Lace Detail-Ella Rae Lace Merino
The Swallowtail Shawl in Teal is finished. I loved the Ella Rae Lace Merino. It was a very springy yarn which coordinated well with the time of year.
After finishing 6 sets of repeats for the main part of the shawl, I decided that the 1 skein that I had wasn’t going to make as big a shawl as I had anticipated so I frogged it.
In addition, I didn’t realized that the Ella Rae Lace Merino was really a fingering weight not a lace weight as a result, I had a few stressful periods near the end where I resorted to weighing my ball of unknit yarn to determine how to finished the shawl.
Due to a limited amount of merino, I decided with the help of the team at The Point and fellow knitters not to make the nupps for the Lily of the Valley pattern and had to eliminate rows 13-22 of the pattern as well. That said, the shawl measured 30 inches by 60 inches and looks wonderful!
Swallowtail Shawl in Teal Ella Rae Lace Merino Blocked
Swallowtail Shawl in Ella Rae Lace Merino Border
Swallowtail Shawl in Teal Ella Rae at The Point
Ella Rae Lace Merino in Teal from The Point
For Valentine’s Day, I took advantage of The Point’s President’s Day Sale and treated myself to a hank of Ella Rae Lace Merino in their teal color way. I had been eying the yarn which is 100% Italian merino and dyed wonderful shades of blues and greens which seem to be popping up in the stores along Fifth Avenue as they migrate towards spring.
Maybe it’s the desire for something new as spring peaks through the dull winter weather that’s attracting me to these colors that I don’t often wear.
Or maybe it’s dreams of the Carribean waters that we haven’t visited this winter…
Island dreaming - Nevis in Winter
Whatever the impulse, I bought the last teal hank. I hoped that it would be enough for a tank top but alas the hank has 460 yards which is fine for a smaller project, it’s not enough to try a cami given the fine weight of the yarn.
Therefore, I decided to make a small shawl that I can wear through the changing seasons that can give my wardrobe a boost. I am using the Swallowtail Lace Shawl which I have been thinking about making for a while. Evelyn Clark designed the pattern and having made her Shetland Triangle, I know that she’s a great lace designer!
Evelyn Clark's Swallowtail Lace Shawl Using Ella Rae Lace Merino in Teal
This pattern incorporates the Lily of the Valley pattern at the border so that it involves nupps but at this point, I’m experienced so that doesn’t seem like it will be a challenge.
Submitted by Knitted Yarns Editor-in-Chief

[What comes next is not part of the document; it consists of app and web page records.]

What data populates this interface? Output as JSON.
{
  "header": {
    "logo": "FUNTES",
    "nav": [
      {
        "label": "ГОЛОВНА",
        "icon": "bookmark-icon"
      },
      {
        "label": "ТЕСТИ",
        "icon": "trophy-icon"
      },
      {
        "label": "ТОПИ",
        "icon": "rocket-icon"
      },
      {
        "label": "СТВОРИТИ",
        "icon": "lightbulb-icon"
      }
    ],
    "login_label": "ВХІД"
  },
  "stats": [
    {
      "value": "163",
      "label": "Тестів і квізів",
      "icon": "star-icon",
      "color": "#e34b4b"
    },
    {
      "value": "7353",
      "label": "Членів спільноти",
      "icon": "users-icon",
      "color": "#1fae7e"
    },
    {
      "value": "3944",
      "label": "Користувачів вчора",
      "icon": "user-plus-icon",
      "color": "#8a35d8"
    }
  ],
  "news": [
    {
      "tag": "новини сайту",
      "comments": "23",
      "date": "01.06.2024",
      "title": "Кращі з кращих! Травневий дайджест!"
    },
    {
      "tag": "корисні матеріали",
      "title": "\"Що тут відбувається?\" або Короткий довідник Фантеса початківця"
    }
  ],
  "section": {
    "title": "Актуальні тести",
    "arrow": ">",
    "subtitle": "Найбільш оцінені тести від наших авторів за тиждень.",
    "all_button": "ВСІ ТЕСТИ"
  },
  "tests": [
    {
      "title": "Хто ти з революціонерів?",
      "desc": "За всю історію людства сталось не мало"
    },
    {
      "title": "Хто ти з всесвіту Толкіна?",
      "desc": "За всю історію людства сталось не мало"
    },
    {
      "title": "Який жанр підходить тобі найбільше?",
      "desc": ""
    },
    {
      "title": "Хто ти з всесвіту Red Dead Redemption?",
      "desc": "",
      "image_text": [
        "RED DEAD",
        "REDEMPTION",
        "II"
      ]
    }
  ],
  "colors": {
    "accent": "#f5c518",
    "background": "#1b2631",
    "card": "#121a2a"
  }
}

Posted in Scarf/Shawl, Stash Enhancement, Swallowtail Shawl in Teal
Tagged Ella Rae, Evelyn Clark, Lace, Merino, Nevis, Nupps, Shawl, Swallowtail, The Point NYC
I am really enjoying knitting the Triinu Shawl from Nancy Bush’s Knitted Lace of Estonia (Word is that it flies off the shelves of yarns stores.) The joy of this project is threefold: knitting lace using a fingerling/sport weight yarn, watching the unusual red/purple colorway evolve, and conquering Estonian nupps.
Grignasco’s Top Print is composed of a twist of three different shades of the red to purple colorway. When knitted, it’s like the dots blur to create softer color changes. Added to this is the normal fun of watching the colors evolve as the piece continues to grow.
According to Knitted Lace of Estonia, nupps prove that a garment is hand made since they can not be produced on a machine! Hence, long live nupps. Nupps as I have discovered can vary in the number of stitches from five to nine. In the process of knitting this shawl, I’ve discovered a couple of tricks to keep your stitch count on track. They are:
1] When picking up the stitches for the nupps on the knit row, make sure that the stitches are relatively loose.
2] Take care when purling the nupp stitches together on the purl side so that you do not inadvertently pick up a single stitch (non-nupp loop) on either side of the cluster of nupp loops. This can result in a lower number of stitches in the pattern repeat further on. To correct this error without unknitting multiple rows, I recommend carefully unladdering the stitch containing the nupp and the additional stitch to where the nupp is purled. (Note: This assumes that you discover this error before proceeding to your next set of pattern repeat row-wise.) Then use a crochet hook to re-purl the nupp loops. Then continue to bring the stitches up to your current row. Once you have done this, use the crochet hook to pick up the additional stitch and bring it to your current row as well.
3] Make sure that you purl all of the nupp loops together. Otherwise, this will result in a loop that sticks out from the rest of your knitted work. If you discover this loop before you proceed to the next set of pattern rows, you can let the nupp stitch ladder down to the nupp and use a crochet hook to add the missing loop to the cluster. Otherwise, you either have to choose whether to unknit your work back to the problem or (dare I say this) pull the loop through to the back of the work and carefully sew it in place.